> _INFORMATION PROVIDED_
————

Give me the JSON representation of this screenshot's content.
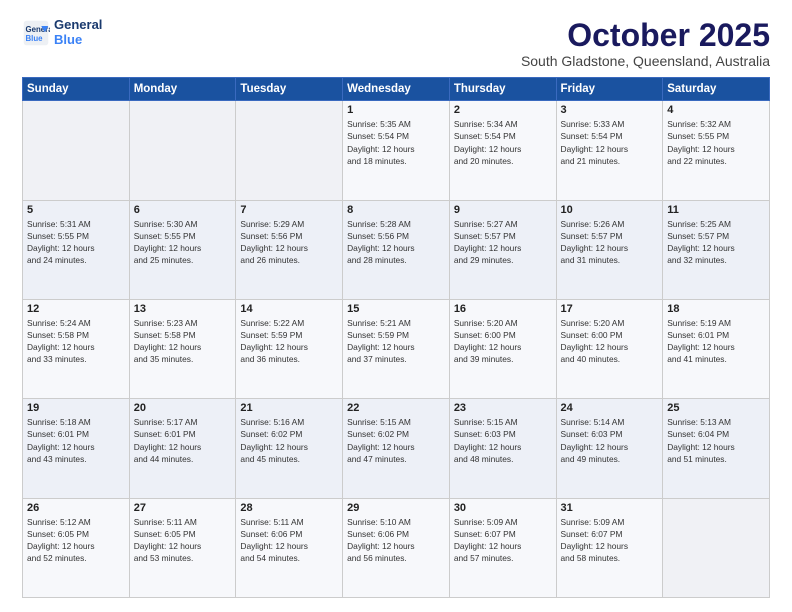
{
  "header": {
    "logo_line1": "General",
    "logo_line2": "Blue",
    "month": "October 2025",
    "location": "South Gladstone, Queensland, Australia"
  },
  "days_of_week": [
    "Sunday",
    "Monday",
    "Tuesday",
    "Wednesday",
    "Thursday",
    "Friday",
    "Saturday"
  ],
  "weeks": [
    [
      {
        "day": "",
        "info": ""
      },
      {
        "day": "",
        "info": ""
      },
      {
        "day": "",
        "info": ""
      },
      {
        "day": "1",
        "info": "Sunrise: 5:35 AM\nSunset: 5:54 PM\nDaylight: 12 hours\nand 18 minutes."
      },
      {
        "day": "2",
        "info": "Sunrise: 5:34 AM\nSunset: 5:54 PM\nDaylight: 12 hours\nand 20 minutes."
      },
      {
        "day": "3",
        "info": "Sunrise: 5:33 AM\nSunset: 5:54 PM\nDaylight: 12 hours\nand 21 minutes."
      },
      {
        "day": "4",
        "info": "Sunrise: 5:32 AM\nSunset: 5:55 PM\nDaylight: 12 hours\nand 22 minutes."
      }
    ],
    [
      {
        "day": "5",
        "info": "Sunrise: 5:31 AM\nSunset: 5:55 PM\nDaylight: 12 hours\nand 24 minutes."
      },
      {
        "day": "6",
        "info": "Sunrise: 5:30 AM\nSunset: 5:55 PM\nDaylight: 12 hours\nand 25 minutes."
      },
      {
        "day": "7",
        "info": "Sunrise: 5:29 AM\nSunset: 5:56 PM\nDaylight: 12 hours\nand 26 minutes."
      },
      {
        "day": "8",
        "info": "Sunrise: 5:28 AM\nSunset: 5:56 PM\nDaylight: 12 hours\nand 28 minutes."
      },
      {
        "day": "9",
        "info": "Sunrise: 5:27 AM\nSunset: 5:57 PM\nDaylight: 12 hours\nand 29 minutes."
      },
      {
        "day": "10",
        "info": "Sunrise: 5:26 AM\nSunset: 5:57 PM\nDaylight: 12 hours\nand 31 minutes."
      },
      {
        "day": "11",
        "info": "Sunrise: 5:25 AM\nSunset: 5:57 PM\nDaylight: 12 hours\nand 32 minutes."
      }
    ],
    [
      {
        "day": "12",
        "info": "Sunrise: 5:24 AM\nSunset: 5:58 PM\nDaylight: 12 hours\nand 33 minutes."
      },
      {
        "day": "13",
        "info": "Sunrise: 5:23 AM\nSunset: 5:58 PM\nDaylight: 12 hours\nand 35 minutes."
      },
      {
        "day": "14",
        "info": "Sunrise: 5:22 AM\nSunset: 5:59 PM\nDaylight: 12 hours\nand 36 minutes."
      },
      {
        "day": "15",
        "info": "Sunrise: 5:21 AM\nSunset: 5:59 PM\nDaylight: 12 hours\nand 37 minutes."
      },
      {
        "day": "16",
        "info": "Sunrise: 5:20 AM\nSunset: 6:00 PM\nDaylight: 12 hours\nand 39 minutes."
      },
      {
        "day": "17",
        "info": "Sunrise: 5:20 AM\nSunset: 6:00 PM\nDaylight: 12 hours\nand 40 minutes."
      },
      {
        "day": "18",
        "info": "Sunrise: 5:19 AM\nSunset: 6:01 PM\nDaylight: 12 hours\nand 41 minutes."
      }
    ],
    [
      {
        "day": "19",
        "info": "Sunrise: 5:18 AM\nSunset: 6:01 PM\nDaylight: 12 hours\nand 43 minutes."
      },
      {
        "day": "20",
        "info": "Sunrise: 5:17 AM\nSunset: 6:01 PM\nDaylight: 12 hours\nand 44 minutes."
      },
      {
        "day": "21",
        "info": "Sunrise: 5:16 AM\nSunset: 6:02 PM\nDaylight: 12 hours\nand 45 minutes."
      },
      {
        "day": "22",
        "info": "Sunrise: 5:15 AM\nSunset: 6:02 PM\nDaylight: 12 hours\nand 47 minutes."
      },
      {
        "day": "23",
        "info": "Sunrise: 5:15 AM\nSunset: 6:03 PM\nDaylight: 12 hours\nand 48 minutes."
      },
      {
        "day": "24",
        "info": "Sunrise: 5:14 AM\nSunset: 6:03 PM\nDaylight: 12 hours\nand 49 minutes."
      },
      {
        "day": "25",
        "info": "Sunrise: 5:13 AM\nSunset: 6:04 PM\nDaylight: 12 hours\nand 51 minutes."
      }
    ],
    [
      {
        "day": "26",
        "info": "Sunrise: 5:12 AM\nSunset: 6:05 PM\nDaylight: 12 hours\nand 52 minutes."
      },
      {
        "day": "27",
        "info": "Sunrise: 5:11 AM\nSunset: 6:05 PM\nDaylight: 12 hours\nand 53 minutes."
      },
      {
        "day": "28",
        "info": "Sunrise: 5:11 AM\nSunset: 6:06 PM\nDaylight: 12 hours\nand 54 minutes."
      },
      {
        "day": "29",
        "info": "Sunrise: 5:10 AM\nSunset: 6:06 PM\nDaylight: 12 hours\nand 56 minutes."
      },
      {
        "day": "30",
        "info": "Sunrise: 5:09 AM\nSunset: 6:07 PM\nDaylight: 12 hours\nand 57 minutes."
      },
      {
        "day": "31",
        "info": "Sunrise: 5:09 AM\nSunset: 6:07 PM\nDaylight: 12 hours\nand 58 minutes."
      },
      {
        "day": "",
        "info": ""
      }
    ]
  ]
}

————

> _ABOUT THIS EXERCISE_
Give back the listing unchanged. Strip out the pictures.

> _WRITTEN ANSWER_
Give me the JSON representation of this screenshot's content.
{
  "header": {
    "logo_line1": "General",
    "logo_line2": "Blue",
    "month": "October 2025",
    "location": "South Gladstone, Queensland, Australia"
  },
  "days_of_week": [
    "Sunday",
    "Monday",
    "Tuesday",
    "Wednesday",
    "Thursday",
    "Friday",
    "Saturday"
  ],
  "weeks": [
    [
      {
        "day": "",
        "info": ""
      },
      {
        "day": "",
        "info": ""
      },
      {
        "day": "",
        "info": ""
      },
      {
        "day": "1",
        "info": "Sunrise: 5:35 AM\nSunset: 5:54 PM\nDaylight: 12 hours\nand 18 minutes."
      },
      {
        "day": "2",
        "info": "Sunrise: 5:34 AM\nSunset: 5:54 PM\nDaylight: 12 hours\nand 20 minutes."
      },
      {
        "day": "3",
        "info": "Sunrise: 5:33 AM\nSunset: 5:54 PM\nDaylight: 12 hours\nand 21 minutes."
      },
      {
        "day": "4",
        "info": "Sunrise: 5:32 AM\nSunset: 5:55 PM\nDaylight: 12 hours\nand 22 minutes."
      }
    ],
    [
      {
        "day": "5",
        "info": "Sunrise: 5:31 AM\nSunset: 5:55 PM\nDaylight: 12 hours\nand 24 minutes."
      },
      {
        "day": "6",
        "info": "Sunrise: 5:30 AM\nSunset: 5:55 PM\nDaylight: 12 hours\nand 25 minutes."
      },
      {
        "day": "7",
        "info": "Sunrise: 5:29 AM\nSunset: 5:56 PM\nDaylight: 12 hours\nand 26 minutes."
      },
      {
        "day": "8",
        "info": "Sunrise: 5:28 AM\nSunset: 5:56 PM\nDaylight: 12 hours\nand 28 minutes."
      },
      {
        "day": "9",
        "info": "Sunrise: 5:27 AM\nSunset: 5:57 PM\nDaylight: 12 hours\nand 29 minutes."
      },
      {
        "day": "10",
        "info": "Sunrise: 5:26 AM\nSunset: 5:57 PM\nDaylight: 12 hours\nand 31 minutes."
      },
      {
        "day": "11",
        "info": "Sunrise: 5:25 AM\nSunset: 5:57 PM\nDaylight: 12 hours\nand 32 minutes."
      }
    ],
    [
      {
        "day": "12",
        "info": "Sunrise: 5:24 AM\nSunset: 5:58 PM\nDaylight: 12 hours\nand 33 minutes."
      },
      {
        "day": "13",
        "info": "Sunrise: 5:23 AM\nSunset: 5:58 PM\nDaylight: 12 hours\nand 35 minutes."
      },
      {
        "day": "14",
        "info": "Sunrise: 5:22 AM\nSunset: 5:59 PM\nDaylight: 12 hours\nand 36 minutes."
      },
      {
        "day": "15",
        "info": "Sunrise: 5:21 AM\nSunset: 5:59 PM\nDaylight: 12 hours\nand 37 minutes."
      },
      {
        "day": "16",
        "info": "Sunrise: 5:20 AM\nSunset: 6:00 PM\nDaylight: 12 hours\nand 39 minutes."
      },
      {
        "day": "17",
        "info": "Sunrise: 5:20 AM\nSunset: 6:00 PM\nDaylight: 12 hours\nand 40 minutes."
      },
      {
        "day": "18",
        "info": "Sunrise: 5:19 AM\nSunset: 6:01 PM\nDaylight: 12 hours\nand 41 minutes."
      }
    ],
    [
      {
        "day": "19",
        "info": "Sunrise: 5:18 AM\nSunset: 6:01 PM\nDaylight: 12 hours\nand 43 minutes."
      },
      {
        "day": "20",
        "info": "Sunrise: 5:17 AM\nSunset: 6:01 PM\nDaylight: 12 hours\nand 44 minutes."
      },
      {
        "day": "21",
        "info": "Sunrise: 5:16 AM\nSunset: 6:02 PM\nDaylight: 12 hours\nand 45 minutes."
      },
      {
        "day": "22",
        "info": "Sunrise: 5:15 AM\nSunset: 6:02 PM\nDaylight: 12 hours\nand 47 minutes."
      },
      {
        "day": "23",
        "info": "Sunrise: 5:15 AM\nSunset: 6:03 PM\nDaylight: 12 hours\nand 48 minutes."
      },
      {
        "day": "24",
        "info": "Sunrise: 5:14 AM\nSunset: 6:03 PM\nDaylight: 12 hours\nand 49 minutes."
      },
      {
        "day": "25",
        "info": "Sunrise: 5:13 AM\nSunset: 6:04 PM\nDaylight: 12 hours\nand 51 minutes."
      }
    ],
    [
      {
        "day": "26",
        "info": "Sunrise: 5:12 AM\nSunset: 6:05 PM\nDaylight: 12 hours\nand 52 minutes."
      },
      {
        "day": "27",
        "info": "Sunrise: 5:11 AM\nSunset: 6:05 PM\nDaylight: 12 hours\nand 53 minutes."
      },
      {
        "day": "28",
        "info": "Sunrise: 5:11 AM\nSunset: 6:06 PM\nDaylight: 12 hours\nand 54 minutes."
      },
      {
        "day": "29",
        "info": "Sunrise: 5:10 AM\nSunset: 6:06 PM\nDaylight: 12 hours\nand 56 minutes."
      },
      {
        "day": "30",
        "info": "Sunrise: 5:09 AM\nSunset: 6:07 PM\nDaylight: 12 hours\nand 57 minutes."
      },
      {
        "day": "31",
        "info": "Sunrise: 5:09 AM\nSunset: 6:07 PM\nDaylight: 12 hours\nand 58 minutes."
      },
      {
        "day": "",
        "info": ""
      }
    ]
  ]
}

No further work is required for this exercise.